Boeing 777 200LR. Qatar Airways uses its long-haul, twin-engined jets for the almighty flight from Auckland to Doha, and after refuelling, the return journey. It really is a stretch — until flights from Singapore to New York start later this year — the long-range journey with Qatar to the Middle East will remain the world’s longest flight.
I was travelling to Iran for a tour with NZ Travel and Tour — for more on them, check out travelandtour.co.nz.
The experience: My seat on QR 921 is 35D. It is as far back in the aircraft as it it possible to go. Behind me is a bulkhead, and behind that the galley and loos. The economy section has a three-three-three configuration but in my row it is two-three-two to allow access to and from the rear of the aircraft. It means there is a little bit more room to stretch, even if the foot traffic might be busier. Even better, the seat beside me is empty on a chokka flight. We take off close to schedule at 2.25 on a Saturday afternoon.
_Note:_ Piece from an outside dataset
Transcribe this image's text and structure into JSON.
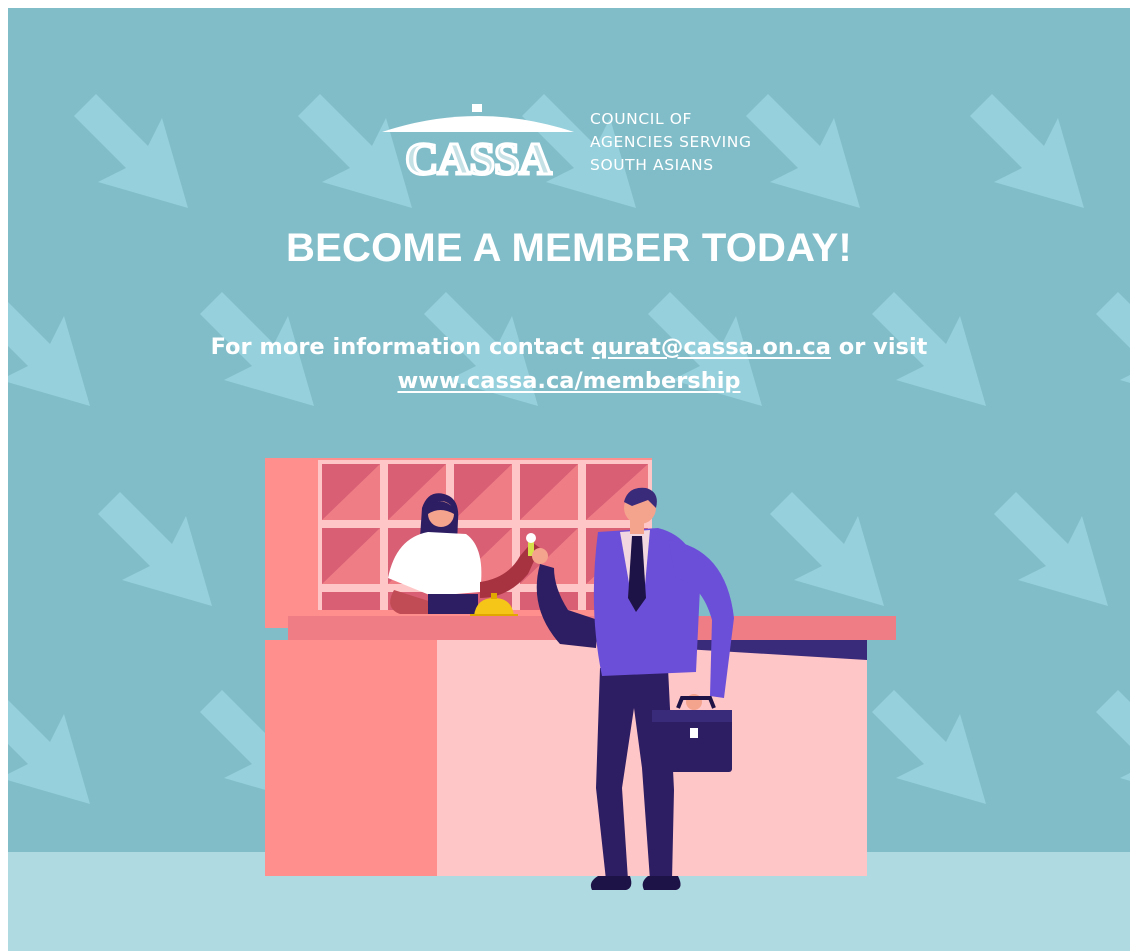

At 4pm, the first meal is served. My choice — red cabbage and apple coleslaw, braised beef with carrots and potato gratin — is perfectly adequate. I like the little touch of a Whittaker’s dairy milk segment for afters. From the wine list I go for a French red, which
completes the circle. The cabin staff are friendly and accommodating as requests from those around me come thick and fast.
Qatar is proud of its inflight entertainment system, but I opt for episodes of Occupied, the Netflix drama about a Russian takeover of Norway. I have all of season two on my tablet, so I settle in, glancing occasionally at the onscreen flight tracker as the miles tick by — Coober Pedy, Uluru, Alice Springs.
Snacks arrive in the form of tasty Greek olives. I had a beer and watched Moscow move on Oslo. Somewhere beyond Broome, and 10km above the Indian Ocean, I doze off. The seat is forgiving, and my mask shuts out shafts of light.
At some point time seems to twist about. I have brunch — or was it breakfast — of yoghurt and fruit, sausages, omelette and coffee. It does the trick. We fly on, and on. It seems dark for an age. We are flying backwards in time.
Just after 10pm the captain comes on to say the end is in sight. The big plane banks and descends to Doha’s Hamad International Airport.